• [ABOUT THIS EXERCISE]
Reproduce each record below exactly as written.

• [WORKING DATA]

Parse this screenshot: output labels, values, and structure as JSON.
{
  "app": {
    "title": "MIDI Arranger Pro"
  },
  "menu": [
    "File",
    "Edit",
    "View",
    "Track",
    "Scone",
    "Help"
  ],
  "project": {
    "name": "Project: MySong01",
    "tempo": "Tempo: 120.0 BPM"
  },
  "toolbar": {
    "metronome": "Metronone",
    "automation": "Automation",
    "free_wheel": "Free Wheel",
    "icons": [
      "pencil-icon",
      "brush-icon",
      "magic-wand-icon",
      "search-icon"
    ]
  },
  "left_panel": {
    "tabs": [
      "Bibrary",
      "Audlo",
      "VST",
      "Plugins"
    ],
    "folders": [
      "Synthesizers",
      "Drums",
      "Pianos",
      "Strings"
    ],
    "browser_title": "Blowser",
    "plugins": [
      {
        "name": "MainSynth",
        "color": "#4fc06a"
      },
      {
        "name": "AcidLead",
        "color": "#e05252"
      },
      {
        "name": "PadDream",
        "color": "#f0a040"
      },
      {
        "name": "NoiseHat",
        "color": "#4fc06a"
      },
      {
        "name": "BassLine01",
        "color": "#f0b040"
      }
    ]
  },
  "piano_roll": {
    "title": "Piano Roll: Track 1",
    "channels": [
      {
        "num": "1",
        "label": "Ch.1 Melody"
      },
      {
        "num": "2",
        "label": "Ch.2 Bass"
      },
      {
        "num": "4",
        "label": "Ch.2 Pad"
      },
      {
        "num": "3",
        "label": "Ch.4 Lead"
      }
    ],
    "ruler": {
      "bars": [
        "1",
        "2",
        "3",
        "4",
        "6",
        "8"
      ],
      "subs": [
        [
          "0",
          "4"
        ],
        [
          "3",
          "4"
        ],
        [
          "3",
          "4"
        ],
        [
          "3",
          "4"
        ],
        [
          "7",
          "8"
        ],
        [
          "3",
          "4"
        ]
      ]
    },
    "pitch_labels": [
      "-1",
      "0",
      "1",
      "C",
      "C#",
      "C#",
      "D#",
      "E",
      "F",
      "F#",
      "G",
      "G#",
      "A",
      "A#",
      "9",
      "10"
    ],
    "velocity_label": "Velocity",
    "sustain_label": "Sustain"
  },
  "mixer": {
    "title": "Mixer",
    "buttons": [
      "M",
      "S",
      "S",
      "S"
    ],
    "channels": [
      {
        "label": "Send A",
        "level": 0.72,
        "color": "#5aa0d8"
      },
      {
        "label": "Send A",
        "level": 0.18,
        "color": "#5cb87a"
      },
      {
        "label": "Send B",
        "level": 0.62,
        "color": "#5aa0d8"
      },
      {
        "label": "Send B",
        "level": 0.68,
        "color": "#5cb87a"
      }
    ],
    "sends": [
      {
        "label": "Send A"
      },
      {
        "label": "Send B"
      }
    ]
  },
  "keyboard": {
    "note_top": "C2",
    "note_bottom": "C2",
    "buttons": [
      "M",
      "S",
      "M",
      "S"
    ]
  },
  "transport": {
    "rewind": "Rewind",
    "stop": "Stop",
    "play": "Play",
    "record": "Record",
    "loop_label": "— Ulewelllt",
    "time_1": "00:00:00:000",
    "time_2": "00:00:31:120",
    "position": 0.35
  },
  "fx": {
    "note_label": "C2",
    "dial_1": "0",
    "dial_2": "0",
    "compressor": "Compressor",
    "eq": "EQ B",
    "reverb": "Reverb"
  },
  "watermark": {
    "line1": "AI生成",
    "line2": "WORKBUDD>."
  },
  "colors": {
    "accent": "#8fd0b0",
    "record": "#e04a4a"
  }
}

• [RESPONSE TO THIS EXERCISE]
Parse this screenshot: output labels, values, and structure as JSON.
{
  "app": {
    "title": "MIDI Arranger Pro"
  },
  "menu": [
    "File",
    "Edit",
    "View",
    "Track",
    "Scone",
    "Help"
  ],
  "project": {
    "name": "Project: MySong01",
    "tempo": "Tempo: 120.0 BPM"
  },
  "toolbar": {
    "metronome": "Metronone",
    "automation": "Automation",
    "free_wheel": "Free Wheel",
    "icons": [
      "pencil-icon",
      "brush-icon",
      "magic-wand-icon",
      "search-icon"
    ]
  },
  "left_panel": {
    "tabs": [
      "Bibrary",
      "Audlo",
      "VST",
      "Plugins"
    ],
    "folders": [
      "Synthesizers",
      "Drums",
      "Pianos",
      "Strings"
    ],
    "browser_title": "Blowser",
    "plugins": [
      {
        "name": "MainSynth",
        "color": "#4fc06a"
      },
      {
        "name": "AcidLead",
        "color": "#e05252"
      },
      {
        "name": "PadDream",
        "color": "#f0a040"
      },
      {
        "name": "NoiseHat",
        "color": "#4fc06a"
      },
      {
        "name": "BassLine01",
        "color": "#f0b040"
      }
    ]
  },
  "piano_roll": {
    "title": "Piano Roll: Track 1",
    "channels": [
      {
        "num": "1",
        "label": "Ch.1 Melody"
      },
      {
        "num": "2",
        "label": "Ch.2 Bass"
      },
      {
        "num": "4",
        "label": "Ch.2 Pad"
      },
      {
        "num": "3",
        "label": "Ch.4 Lead"
      }
    ],
    "ruler": {
      "bars": [
        "1",
        "2",
        "3",
        "4",
        "6",
        "8"
      ],
      "subs": [
        [
          "0",
          "4"
        ],
        [
          "3",
          "4"
        ],
        [
          "3",
          "4"
        ],
        [
          "3",
          "4"
        ],
        [
          "7",
          "8"
        ],
        [
          "3",
          "4"
        ]
      ]
    },
    "pitch_labels": [
      "-1",
      "0",
      "1",
      "C",
      "C#",
      "C#",
      "D#",
      "E",
      "F",
      "F#",
      "G",
      "G#",
      "A",
      "A#",
      "9",
      "10"
    ],
    "velocity_label": "Velocity",
    "sustain_label": "Sustain"
  },
  "mixer": {
    "title": "Mixer",
    "buttons": [
      "M",
      "S",
      "S",
      "S"
    ],
    "channels": [
      {
        "label": "Send A",
        "level": 0.72,
        "color": "#5aa0d8"
      },
      {
        "label": "Send A",
        "level": 0.18,
        "color": "#5cb87a"
      },
      {
        "label": "Send B",
        "level": 0.62,
        "color": "#5aa0d8"
      },
      {
        "label": "Send B",
        "level": 0.68,
        "color": "#5cb87a"
      }
    ],
    "sends": [
      {
        "label": "Send A"
      },
      {
        "label": "Send B"
      }
    ]
  },
  "keyboard": {
    "note_top": "C2",
    "note_bottom": "C2",
    "buttons": [
      "M",
      "S",
      "M",
      "S"
    ]
  },
  "transport": {
    "rewind": "Rewind",
    "stop": "Stop",
    "play": "Play",
    "record": "Record",
    "loop_label": "— Ulewelllt",
    "time_1": "00:00:00:000",
    "time_2": "00:00:31:120",
    "position": 0.35
  },
  "fx": {
    "note_label": "C2",
    "dial_1": "0",
    "dial_2": "0",
    "compressor": "Compressor",
    "eq": "EQ B",
    "reverb": "Reverb"
  },
  "watermark": {
    "line1": "AI生成",
    "line2": "WORKBUDD>."
  },
  "colors": {
    "accent": "#8fd0b0",
    "record": "#e04a4a"
  }
}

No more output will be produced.